For example, this is was our bedroom window. It will be nice when spring comes and I can open the shades and let in the sun. Right now, it’s pretty dark in here.
Our poor little mailbox got dumped on to the point of being nearly buried. It’s an adventure just trying to find the mail every day.
This is our view from the garage looking into the back yard. Look at those layers of snow!
Even the evergreens, usually so resilient in the winter, are barely managing to stay above ground.
Nevertheless, I look at these little signs of life with a hopeful attitude. These images remind me that winter is not permanent, though it can be debilitating at times.
I feel the need to describe things I didn’t capture here. Our cul-de-sac snow mountain, which typically comes and goes with the snowfall, is more a summit this year and appears here to stay until spring. The snow-removal dudes just couldn’t keep up with it. So there’s a huge obstruction that we have to work around each day, every time we come and go.
And once we are out on the streets, the snow is piled so high to make way for roadways that it is very difficult just getting around town. You can’t see the oncoming vehicles without pulling out into intersections first. I’ve nearly gotten into a few accidents just trying to move from place to place. I’ve seen more people than usual stuck in snowbanks. Whole lanes have been erased by snow. Just doing simple errands has become a hazardous adventure.
But this past week, some melting happened. Now, the white piles have turned brown. I don’t like the looks of it, but it’s another signal of an oncoming spring.
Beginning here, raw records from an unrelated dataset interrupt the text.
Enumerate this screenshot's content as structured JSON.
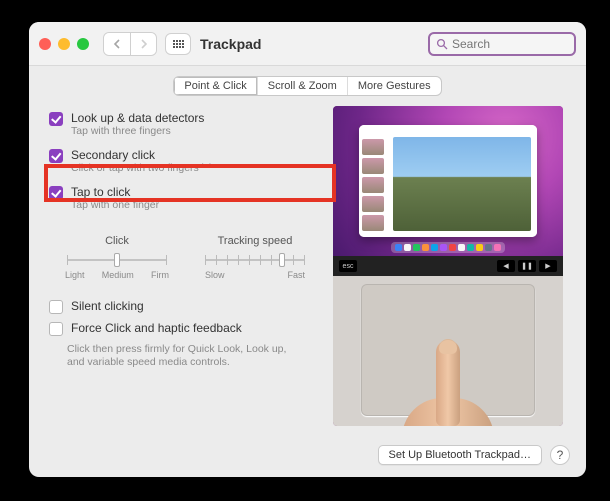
{
  "window": {
    "title": "Trackpad"
  },
  "search": {
    "placeholder": "Search"
  },
  "tabs": [
    {
      "label": "Point & Click",
      "active": true
    },
    {
      "label": "Scroll & Zoom",
      "active": false
    },
    {
      "label": "More Gestures",
      "active": false
    }
  ],
  "options": {
    "lookup": {
      "title": "Look up & data detectors",
      "sub": "Tap with three fingers",
      "checked": true,
      "dropdown": false
    },
    "secondary": {
      "title": "Secondary click",
      "sub": "Click or tap with two fingers",
      "checked": true,
      "dropdown": true
    },
    "tap": {
      "title": "Tap to click",
      "sub": "Tap with one finger",
      "checked": true,
      "dropdown": false,
      "highlighted": true
    }
  },
  "sliders": {
    "click": {
      "label": "Click",
      "marks": [
        "Light",
        "Medium",
        "Firm"
      ],
      "value_index": 1,
      "count": 3
    },
    "tracking": {
      "label": "Tracking speed",
      "marks": [
        "Slow",
        "Fast"
      ],
      "value_index": 7,
      "count": 10
    }
  },
  "options2": {
    "silent": {
      "title": "Silent clicking",
      "checked": false
    },
    "forceclick": {
      "title": "Force Click and haptic feedback",
      "checked": false,
      "hint": "Click then press firmly for Quick Look, Look up, and variable speed media controls."
    }
  },
  "bottom": {
    "setup": "Set Up Bluetooth Trackpad…",
    "help": "?"
  },
  "keys": {
    "esc": "esc"
  }
}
And how do we survive? Honestly, it’s not as hard as it might seem. Yes, we have these annoyances to deal with, but we find ways to keep warm. This weekend, for instance, we went to a First Reconciliation event for our second-grader, watched our fifth-grader’s basketball tournament, and my son and I, along with two friends and their parents, headed out Saturday night to dinner and then on to our school’s Generations Dance.
Though I’d heard other parents talk about it before, this was my first Generations Dance, since it’s only for high school. The idea is that the son or daughter takes the parent of the opposite gender to the dance. So I had a date with my 15-year-old son. It was a great excuse to hang with him and his friends. Even though he hadn’t been planning on going, I decided that since the dance is as much for parents as the kids, we weren’t going to miss out. The dinner was nice, and even though he wasn’t about to boogie with his mom, my son seemed to enjoy being around his friends. And I danced with some of my friends.
We do have limitations in the winter here in Fargo, ND, but we also have a lot of creative ways to keep life moving forward and enjoyable.
Q4U: How do you beat the Winter Blues?